Today, the firing became so intense when the lead cars of the convoy entered Shtawrah's main intersection shortly before 11 a.m. that the two-lane road was covered with ejected cartridge shells.
It was part of the daily celebration designed to convince the troops that this Israeli-forced withdrawal from Lebanon is really a victory.
One of the honor guard, Mohammed Refai, 50, sharing a large bag of sweet apples with others under a tree, said he was very pleased with the withdrawal. A man who laughs often and talks at a rapid-fire pace, Refai said he first began to fight the Israelis in 1952 as a member of the National Arab Movement. He is now a member of the radical Popular Front for the Liberation of Palestine, led by George Habash, Refai said.

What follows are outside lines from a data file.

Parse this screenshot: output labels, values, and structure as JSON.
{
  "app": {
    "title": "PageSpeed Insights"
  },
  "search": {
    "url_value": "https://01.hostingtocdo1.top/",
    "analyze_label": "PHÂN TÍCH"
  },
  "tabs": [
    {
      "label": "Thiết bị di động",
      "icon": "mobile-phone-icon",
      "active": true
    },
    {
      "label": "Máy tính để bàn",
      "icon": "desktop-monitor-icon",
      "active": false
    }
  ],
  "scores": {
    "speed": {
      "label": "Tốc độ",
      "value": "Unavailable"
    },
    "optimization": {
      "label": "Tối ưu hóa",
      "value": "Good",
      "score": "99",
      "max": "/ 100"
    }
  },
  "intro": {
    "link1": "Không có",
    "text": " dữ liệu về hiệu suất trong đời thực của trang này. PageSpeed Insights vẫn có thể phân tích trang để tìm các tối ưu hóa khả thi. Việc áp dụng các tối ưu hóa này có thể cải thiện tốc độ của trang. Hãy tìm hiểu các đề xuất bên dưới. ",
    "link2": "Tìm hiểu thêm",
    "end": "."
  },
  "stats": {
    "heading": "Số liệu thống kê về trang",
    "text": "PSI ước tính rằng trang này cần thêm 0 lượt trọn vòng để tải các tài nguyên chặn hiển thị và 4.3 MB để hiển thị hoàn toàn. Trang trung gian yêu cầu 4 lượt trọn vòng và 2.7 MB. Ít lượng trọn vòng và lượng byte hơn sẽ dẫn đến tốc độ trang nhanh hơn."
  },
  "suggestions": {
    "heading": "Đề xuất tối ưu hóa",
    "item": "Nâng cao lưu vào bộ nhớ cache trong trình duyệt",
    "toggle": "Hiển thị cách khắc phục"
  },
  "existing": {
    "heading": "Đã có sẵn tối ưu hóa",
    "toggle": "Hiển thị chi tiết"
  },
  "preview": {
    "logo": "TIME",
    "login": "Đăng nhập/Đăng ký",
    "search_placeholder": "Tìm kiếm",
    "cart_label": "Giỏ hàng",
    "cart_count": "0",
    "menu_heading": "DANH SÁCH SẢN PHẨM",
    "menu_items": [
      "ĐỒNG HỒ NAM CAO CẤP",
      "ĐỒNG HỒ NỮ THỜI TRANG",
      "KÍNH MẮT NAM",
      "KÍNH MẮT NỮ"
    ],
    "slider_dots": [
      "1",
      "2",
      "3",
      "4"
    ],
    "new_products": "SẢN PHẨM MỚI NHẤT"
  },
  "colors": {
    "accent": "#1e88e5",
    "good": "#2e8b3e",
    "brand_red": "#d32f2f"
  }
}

"All of these men will now live to fight another day," he laughed before the convoy arrived.
Refai's Arabic-English interpreter was also a PFLP guerrilla, 22-year-old Rasan Aswad. "I am a second-generation guerrilla after this man," he said. "There is another generation behind me."
PLO leader Yasser Arafat's portrait was pasted everywhere, the caption under the picture reading, "In Beirut, you've been the symbol of steadfastness." The term "steadfastness" is used in the Arab world to refer to those who maintain an uncompromising posture of war with Israel.

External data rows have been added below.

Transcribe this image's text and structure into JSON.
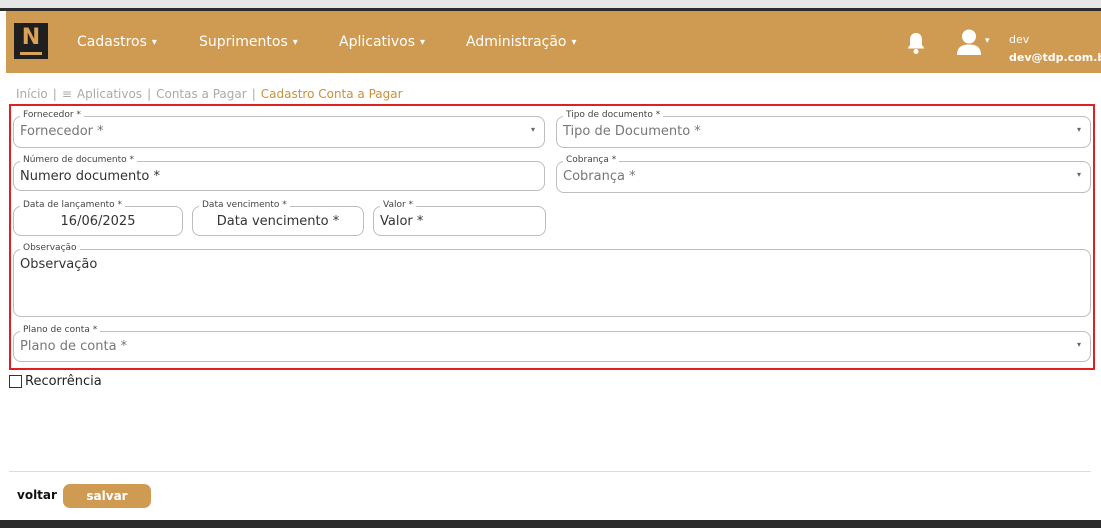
{
  "brand": {
    "logo_letter": "N",
    "accent": "#cf9a52",
    "logo_bg": "#1f1f1f"
  },
  "nav": {
    "items": [
      {
        "label": "Cadastros",
        "caret": "▾"
      },
      {
        "label": "Suprimentos",
        "caret": "▾"
      },
      {
        "label": "Aplicativos",
        "caret": "▾"
      },
      {
        "label": "Administração",
        "caret": "▾"
      }
    ],
    "notifications_icon": "bell-icon",
    "user": {
      "icon": "user-icon",
      "caret": "▾",
      "name": "dev",
      "email": "dev@tdp.com.br"
    }
  },
  "breadcrumb": {
    "home": "Início",
    "sep": "|",
    "apps_icon": "≡",
    "apps": "Aplicativos",
    "section": "Contas a Pagar",
    "current": "Cadastro Conta a Pagar"
  },
  "form": {
    "fornecedor": {
      "legend": "Fornecedor *",
      "placeholder": "Fornecedor *",
      "arrow": "▾"
    },
    "tipo_documento": {
      "legend": "Tipo de documento *",
      "placeholder": "Tipo de Documento *",
      "arrow": "▾"
    },
    "numero_documento": {
      "legend": "Número de documento *",
      "placeholder": "Numero documento *"
    },
    "cobranca": {
      "legend": "Cobrança *",
      "placeholder": "Cobrança *",
      "arrow": "▾"
    },
    "data_lancamento": {
      "legend": "Data de lançamento *",
      "value": "16/06/2025"
    },
    "data_vencimento": {
      "legend": "Data vencimento *",
      "placeholder": "Data vencimento *"
    },
    "valor": {
      "legend": "Valor *",
      "placeholder": "Valor *"
    },
    "observacao": {
      "legend": "Observação",
      "placeholder": "Observação"
    },
    "plano_conta": {
      "legend": "Plano de conta *",
      "placeholder": "Plano de conta *",
      "arrow": "▾"
    }
  },
  "recorrencia": {
    "label": "Recorrência",
    "checked": false
  },
  "footer": {
    "back_label": "voltar",
    "save_label": "salvar"
  }
}
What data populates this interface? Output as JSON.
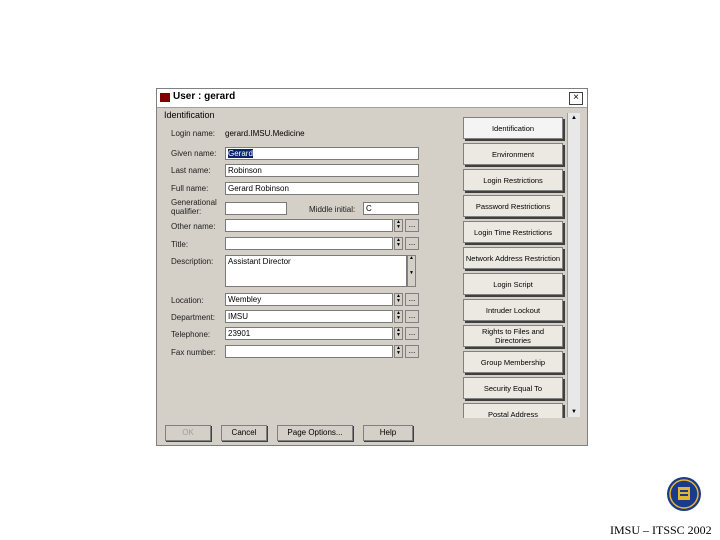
{
  "window": {
    "title": "User : gerard",
    "close_glyph": "×"
  },
  "page": {
    "title": "Identification"
  },
  "form": {
    "login_name_label": "Login name:",
    "login_name_value": "gerard.IMSU.Medicine",
    "given_name_label": "Given name:",
    "given_name_value": "Gerard",
    "last_name_label": "Last name:",
    "last_name_value": "Robinson",
    "full_name_label": "Full name:",
    "full_name_value": "Gerard Robinson",
    "generational_label_1": "Generational",
    "generational_label_2": "qualifier:",
    "generational_value": "",
    "middle_initial_label": "Middle initial:",
    "middle_initial_value": "C",
    "other_name_label": "Other name:",
    "other_name_value": "",
    "title_label": "Title:",
    "title_value": "",
    "description_label": "Description:",
    "description_value": "Assistant Director",
    "location_label": "Location:",
    "location_value": "Wembley",
    "department_label": "Department:",
    "department_value": "IMSU",
    "telephone_label": "Telephone:",
    "telephone_value": "23901",
    "fax_label": "Fax number:",
    "fax_value": "",
    "ellipsis": "..."
  },
  "tabs": [
    "Identification",
    "Environment",
    "Login Restrictions",
    "Password Restrictions",
    "Login Time Restrictions",
    "Network Address Restriction",
    "Login Script",
    "Intruder Lockout",
    "Rights to Files and Directories",
    "Group Membership",
    "Security Equal To",
    "Postal Address"
  ],
  "buttons": {
    "ok": "OK",
    "cancel": "Cancel",
    "page_options": "Page Options...",
    "help": "Help"
  },
  "footer": {
    "text": "IMSU – ITSSC 2002"
  },
  "colors": {
    "dialog_bg": "#d4d0c8",
    "selection": "#0a246a",
    "logo_blue": "#1c3a8a",
    "logo_gold": "#e0b830"
  }
}
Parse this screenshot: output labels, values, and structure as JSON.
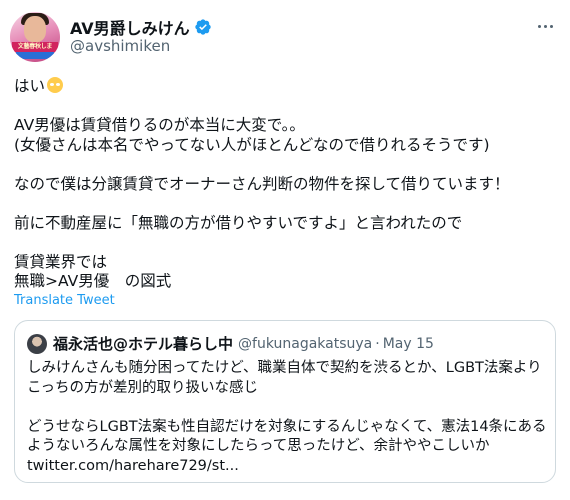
{
  "tweet": {
    "display_name": "AV男爵しみけん",
    "handle": "@avshimiken",
    "avatar_banner_text": "文藝春秋しま",
    "verified": true,
    "lines": [
      "はい",
      "",
      "AV男優は賃貸借りるのが本当に大変で。。",
      "(女優さんは本名でやってない人がほとんどなので借りれるそうです)",
      "",
      "なので僕は分譲賃貸でオーナーさん判断の物件を探して借りています！",
      "",
      "前に不動産屋に「無職の方が借りやすいですよ」と言われたので",
      "",
      "賃貸業界では",
      "無職>AV男優　の図式"
    ],
    "first_line_emoji": "rolling-eyes-emoji",
    "translate_label": "Translate Tweet"
  },
  "quote": {
    "display_name": "福永活也@ホテル暮らし中",
    "handle": "@fukunagakatsuya",
    "separator": "·",
    "date": "May 15",
    "lines": [
      "しみけんさんも随分困ってたけど、職業自体で契約を渋るとか、LGBT法案より",
      "こっちの方が差別的取り扱いな感じ",
      "",
      "どうせならLGBT法案も性自認だけを対象にするんじゃなくて、憲法14条にある",
      "ようないろんな属性を対象にしたらって思ったけど、余計ややこしいか",
      "twitter.com/harehare729/st..."
    ]
  },
  "colors": {
    "text": "#0f1419",
    "secondary": "#536471",
    "link": "#1d9bf0",
    "border": "#cfd9de",
    "verified": "#1d9bf0"
  }
}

Thousands of civilians met the convoy at 12:15 p.m. (6:15 a.m. EDT) at the Syrian border. There were the familiar scenes of family and friends, uncertain if the soldier they were looking for had been killed in Beirut, who cried and kissed each other when the sought-for trooper was found. The young women were there also, some with babies in their arms or children waving PLO flags, anxiously searching the faces in each vehicle.
Syrian soldiers in rumpled gray uniforms left their positions in the Anti-Lebanon Mountains separating Syria and Lebanon to run down to the roadside and give the "V"-for- victory sign when the convoy passed. They have been reinforcing their positions along the border and in the Bekaa Valley in preparation for a possible confrontation with the Israeli Army.
When the convoy reached the broad highway on the Damascus Plain, the vehicles spread out to take over all four lanes, forcing oncoming traffic into single file on the road's shoulder. After 12 more miles, Syrian motorcycle policemen turned the convoy onto a single dirt road headed south to the Palestinian refugee camp outside the town of Qatana.
At the Qatana camp, 56 miles from Beirut, thousands of Palestinian civilians greeted the convoy at its last stop at 2:30 p.m..
Several PLA soldiers angrily declined to talk to a reporter through an interpreter. One shouted he would not have anything to say to anyone who worked for an organization "with the name Washington" in it, explained a PLO interpreter.
"Washington is where they make the bombs the Israelis dropped on us in Beirut," the interpreter quoted the soldier as saying.
Washington Post correspondent Jay Ross contributed to this report.